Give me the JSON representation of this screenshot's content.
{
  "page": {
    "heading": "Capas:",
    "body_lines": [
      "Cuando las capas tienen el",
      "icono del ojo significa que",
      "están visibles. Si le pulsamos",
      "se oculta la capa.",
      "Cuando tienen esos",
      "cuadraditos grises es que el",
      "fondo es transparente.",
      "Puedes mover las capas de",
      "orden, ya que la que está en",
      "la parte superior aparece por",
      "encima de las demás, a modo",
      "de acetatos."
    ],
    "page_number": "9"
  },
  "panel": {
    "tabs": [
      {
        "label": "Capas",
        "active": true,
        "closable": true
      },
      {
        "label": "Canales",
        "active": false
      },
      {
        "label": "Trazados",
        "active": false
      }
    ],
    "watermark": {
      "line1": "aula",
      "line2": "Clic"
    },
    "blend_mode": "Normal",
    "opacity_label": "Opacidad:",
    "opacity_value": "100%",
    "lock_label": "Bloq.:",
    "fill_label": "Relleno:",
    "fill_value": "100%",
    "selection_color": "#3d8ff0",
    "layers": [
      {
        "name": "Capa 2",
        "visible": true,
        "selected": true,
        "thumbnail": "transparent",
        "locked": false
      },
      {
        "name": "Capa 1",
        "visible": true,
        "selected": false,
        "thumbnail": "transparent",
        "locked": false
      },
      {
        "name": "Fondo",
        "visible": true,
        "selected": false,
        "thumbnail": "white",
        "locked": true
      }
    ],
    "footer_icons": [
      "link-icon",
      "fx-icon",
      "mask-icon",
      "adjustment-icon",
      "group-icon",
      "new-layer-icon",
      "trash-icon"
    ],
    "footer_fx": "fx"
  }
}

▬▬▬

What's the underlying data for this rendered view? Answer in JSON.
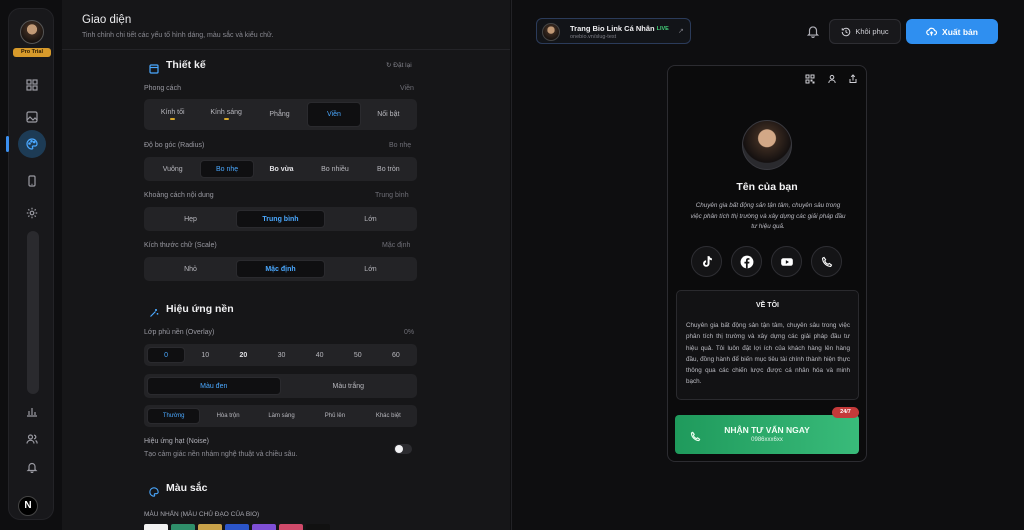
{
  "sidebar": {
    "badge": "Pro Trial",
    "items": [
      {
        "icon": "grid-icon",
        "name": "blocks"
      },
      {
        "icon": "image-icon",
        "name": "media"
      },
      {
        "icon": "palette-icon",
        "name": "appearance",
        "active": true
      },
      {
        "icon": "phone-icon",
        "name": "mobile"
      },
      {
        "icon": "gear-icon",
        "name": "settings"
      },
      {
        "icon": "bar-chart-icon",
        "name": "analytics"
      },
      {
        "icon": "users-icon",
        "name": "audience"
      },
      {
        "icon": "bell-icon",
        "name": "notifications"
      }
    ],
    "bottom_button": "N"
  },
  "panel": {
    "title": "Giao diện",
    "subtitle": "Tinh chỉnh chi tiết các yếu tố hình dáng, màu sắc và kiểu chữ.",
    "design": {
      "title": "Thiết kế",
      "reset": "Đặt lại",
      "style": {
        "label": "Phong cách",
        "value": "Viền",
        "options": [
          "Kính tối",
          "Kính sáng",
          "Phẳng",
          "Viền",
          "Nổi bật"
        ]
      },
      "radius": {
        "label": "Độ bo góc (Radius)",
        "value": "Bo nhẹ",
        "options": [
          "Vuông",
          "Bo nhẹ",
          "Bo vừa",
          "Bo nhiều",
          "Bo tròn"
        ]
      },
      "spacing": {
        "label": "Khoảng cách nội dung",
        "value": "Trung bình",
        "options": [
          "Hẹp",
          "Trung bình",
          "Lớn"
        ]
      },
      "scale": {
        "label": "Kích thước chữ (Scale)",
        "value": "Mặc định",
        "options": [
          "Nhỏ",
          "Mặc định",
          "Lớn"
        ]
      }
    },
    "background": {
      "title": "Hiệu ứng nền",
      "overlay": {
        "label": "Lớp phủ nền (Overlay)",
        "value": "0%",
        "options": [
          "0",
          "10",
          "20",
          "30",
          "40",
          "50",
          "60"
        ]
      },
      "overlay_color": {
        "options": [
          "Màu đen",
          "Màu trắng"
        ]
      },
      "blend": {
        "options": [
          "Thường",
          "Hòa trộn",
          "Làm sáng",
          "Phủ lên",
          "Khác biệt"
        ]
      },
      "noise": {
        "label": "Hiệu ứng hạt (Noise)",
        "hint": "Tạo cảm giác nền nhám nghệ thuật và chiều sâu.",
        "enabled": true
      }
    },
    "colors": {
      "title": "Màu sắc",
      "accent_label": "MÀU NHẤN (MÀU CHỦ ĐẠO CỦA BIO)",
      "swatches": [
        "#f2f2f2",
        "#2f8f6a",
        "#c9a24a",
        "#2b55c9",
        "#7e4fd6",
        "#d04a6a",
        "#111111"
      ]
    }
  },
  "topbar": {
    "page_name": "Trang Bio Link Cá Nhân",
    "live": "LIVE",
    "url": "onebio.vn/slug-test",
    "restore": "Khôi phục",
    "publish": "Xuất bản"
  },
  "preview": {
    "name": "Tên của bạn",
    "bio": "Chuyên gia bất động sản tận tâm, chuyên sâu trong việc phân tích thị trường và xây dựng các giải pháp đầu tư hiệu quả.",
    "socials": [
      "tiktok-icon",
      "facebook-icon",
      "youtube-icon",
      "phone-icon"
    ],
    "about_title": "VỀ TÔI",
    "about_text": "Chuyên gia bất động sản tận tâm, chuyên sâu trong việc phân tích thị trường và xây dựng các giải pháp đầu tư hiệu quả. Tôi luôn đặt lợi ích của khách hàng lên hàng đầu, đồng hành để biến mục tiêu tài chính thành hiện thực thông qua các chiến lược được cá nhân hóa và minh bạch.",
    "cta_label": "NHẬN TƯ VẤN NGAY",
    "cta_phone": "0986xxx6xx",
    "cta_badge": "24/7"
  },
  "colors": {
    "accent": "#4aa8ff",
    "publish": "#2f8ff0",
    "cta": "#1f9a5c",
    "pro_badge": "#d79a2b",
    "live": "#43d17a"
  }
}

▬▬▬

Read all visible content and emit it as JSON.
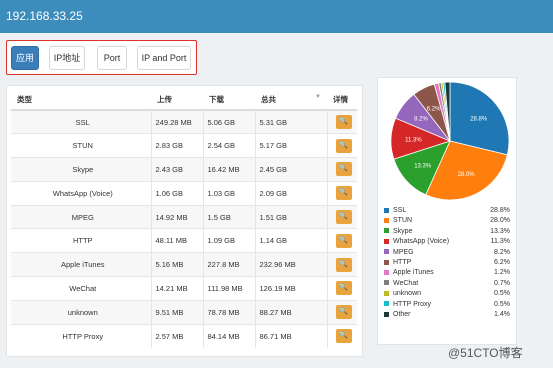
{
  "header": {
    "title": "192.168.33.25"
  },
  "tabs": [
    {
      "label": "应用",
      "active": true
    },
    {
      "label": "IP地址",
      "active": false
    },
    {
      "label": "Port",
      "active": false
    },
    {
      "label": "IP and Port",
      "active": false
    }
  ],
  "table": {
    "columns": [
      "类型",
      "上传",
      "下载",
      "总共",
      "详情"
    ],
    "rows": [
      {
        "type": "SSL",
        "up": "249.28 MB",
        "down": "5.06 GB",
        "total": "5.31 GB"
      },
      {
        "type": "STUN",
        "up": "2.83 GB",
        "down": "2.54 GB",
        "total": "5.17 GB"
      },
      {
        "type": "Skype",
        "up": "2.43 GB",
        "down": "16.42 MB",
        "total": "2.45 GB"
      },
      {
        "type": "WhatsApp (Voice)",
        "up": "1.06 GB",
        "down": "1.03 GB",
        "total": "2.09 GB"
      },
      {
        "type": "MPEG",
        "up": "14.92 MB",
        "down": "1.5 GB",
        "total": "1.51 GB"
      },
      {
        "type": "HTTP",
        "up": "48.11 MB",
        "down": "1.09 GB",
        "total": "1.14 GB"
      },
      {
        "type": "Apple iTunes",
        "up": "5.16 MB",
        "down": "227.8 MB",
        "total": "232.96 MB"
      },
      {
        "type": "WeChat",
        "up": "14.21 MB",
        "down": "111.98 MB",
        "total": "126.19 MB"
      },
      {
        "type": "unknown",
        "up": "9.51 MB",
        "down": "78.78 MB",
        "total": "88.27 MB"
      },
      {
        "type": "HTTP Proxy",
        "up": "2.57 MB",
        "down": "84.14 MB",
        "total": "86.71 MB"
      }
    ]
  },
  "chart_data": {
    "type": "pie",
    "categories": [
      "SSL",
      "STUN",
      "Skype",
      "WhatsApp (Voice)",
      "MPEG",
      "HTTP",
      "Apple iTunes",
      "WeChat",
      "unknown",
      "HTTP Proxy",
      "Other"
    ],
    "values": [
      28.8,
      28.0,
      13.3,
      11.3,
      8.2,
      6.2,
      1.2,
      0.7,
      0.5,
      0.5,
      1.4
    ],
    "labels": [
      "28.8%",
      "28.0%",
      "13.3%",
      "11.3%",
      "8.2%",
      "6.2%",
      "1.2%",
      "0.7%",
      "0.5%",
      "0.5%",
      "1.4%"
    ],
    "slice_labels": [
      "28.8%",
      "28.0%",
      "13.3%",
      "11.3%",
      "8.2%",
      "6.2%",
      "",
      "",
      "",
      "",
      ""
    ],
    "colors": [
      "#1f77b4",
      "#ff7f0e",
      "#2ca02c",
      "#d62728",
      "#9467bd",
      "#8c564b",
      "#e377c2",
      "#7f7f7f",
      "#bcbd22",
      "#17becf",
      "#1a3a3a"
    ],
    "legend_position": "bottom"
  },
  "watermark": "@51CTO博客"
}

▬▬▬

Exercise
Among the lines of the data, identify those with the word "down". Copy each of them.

Your response
        "down": "5.06 GB",
        "down": "2.54 GB",
        "down": "16.42 MB",
        "down": "1.03 GB",
        "down": "1.5 GB",
        "down": "1.09 GB",
        "down": "227.8 MB",
        "down": "111.98 MB",
        "down": "78.78 MB",
        "down": "84.14 MB",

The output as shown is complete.